That notion of statehood is a much more radical, far-reaching and dynamic concept than just talking about when the date of the independence referendum is; it does not preclude eventual independence, but shows that the SNP in its membership and heart is relaxed about the length of the journey.
This requires that we as a nation imagine and create an independence of mind and action that rises to the historic occasion before us. Which puts away our partisanship and which tribe we are from, and says that what unites and holds us together as Scots is more important as citizens and human beings than what divides us.
This entails finally junking the grievance, cynicism ‘chip on the shoulder’ culture which has harmed and disfigured so much of Scotland, and which Scottish Labour has become a leading embodiment of, and the Nationalists before them.

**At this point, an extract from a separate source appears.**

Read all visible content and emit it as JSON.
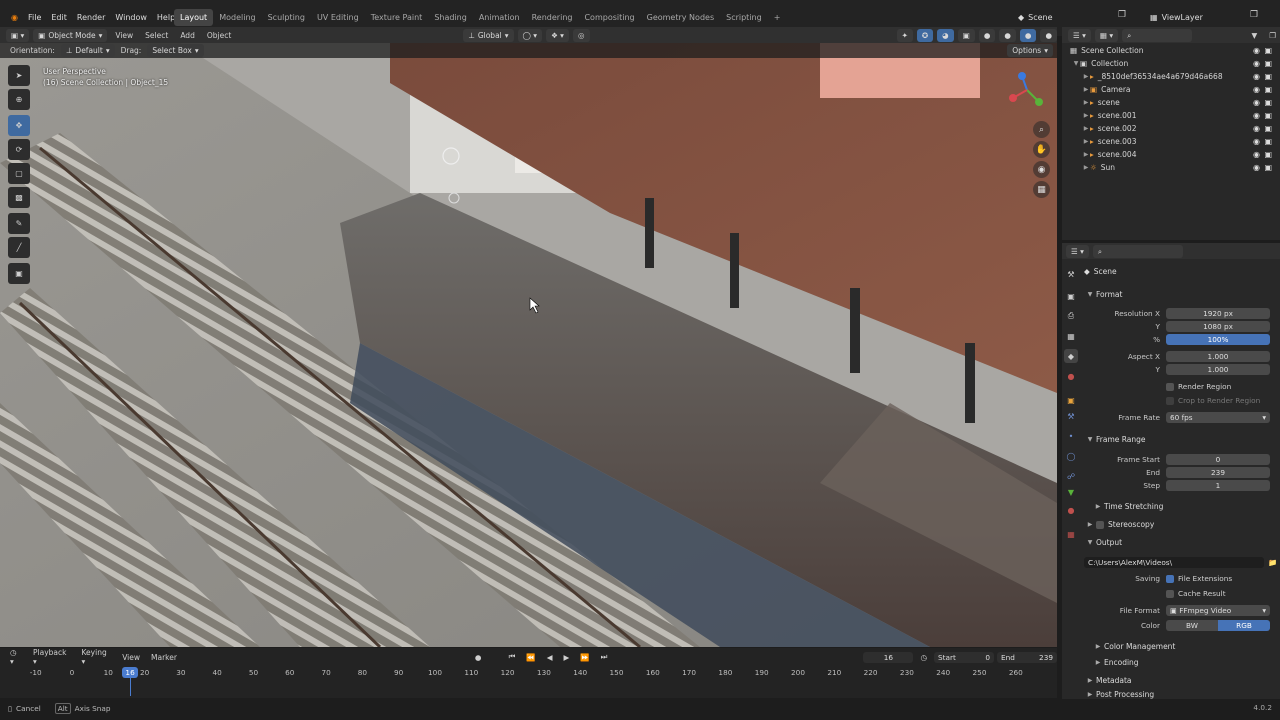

All of this involves opening a new chapter in the history of Scotland and closing an old one. Goodbye to Labour authoritarianism, telling us what we cannae dae, and acting like a mean minded parkie out of a DC Thompson comic. Farewell to the turf war kings and queens who think they have the right to be self-appointed gatekeepers and guardians of how they interpret the public life of Scotland. Good riddance to caution, conservatism and time-serving do nothing ways; and bon voyage to the jargon invested, official claptrap of so much of public Scotland.
We have a once in a lifetime story to create the Scotland we know we are capable of. To reconnect the dangerous degree of disengagement which sees Glasgow turnouts of one-third of voters, and which champions the voices and interests of forgotten Scotland, the people who have not counted for decades in our political and economic system.

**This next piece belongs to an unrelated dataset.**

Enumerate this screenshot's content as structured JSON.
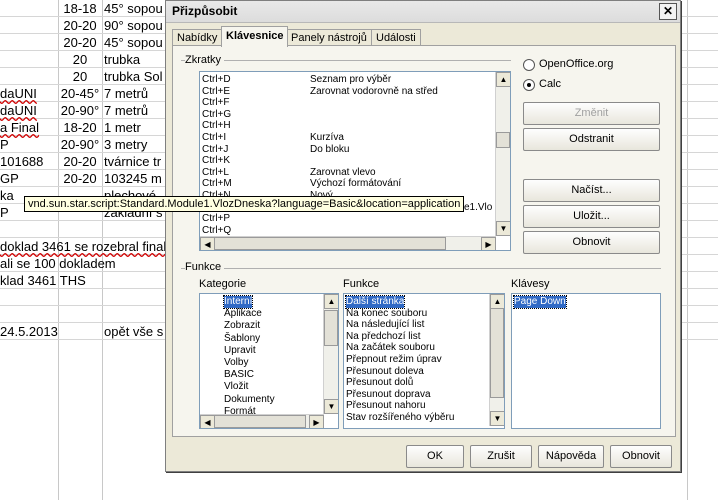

This is the time for a national movement for change led by Alex Salmond’s Nationalists, but including radical, genuine people in Scottish Labour, Tories, Lib Dems, Greens and of no party. Our small, beautiful country has given so much to the world, told so many wonderful and captivating stories, and created many imaginative ideas and inventions; but maybe, just maybe, the next chapter in our nation’s rich history will be our most exciting! Maybe Scotland can truly create its own future!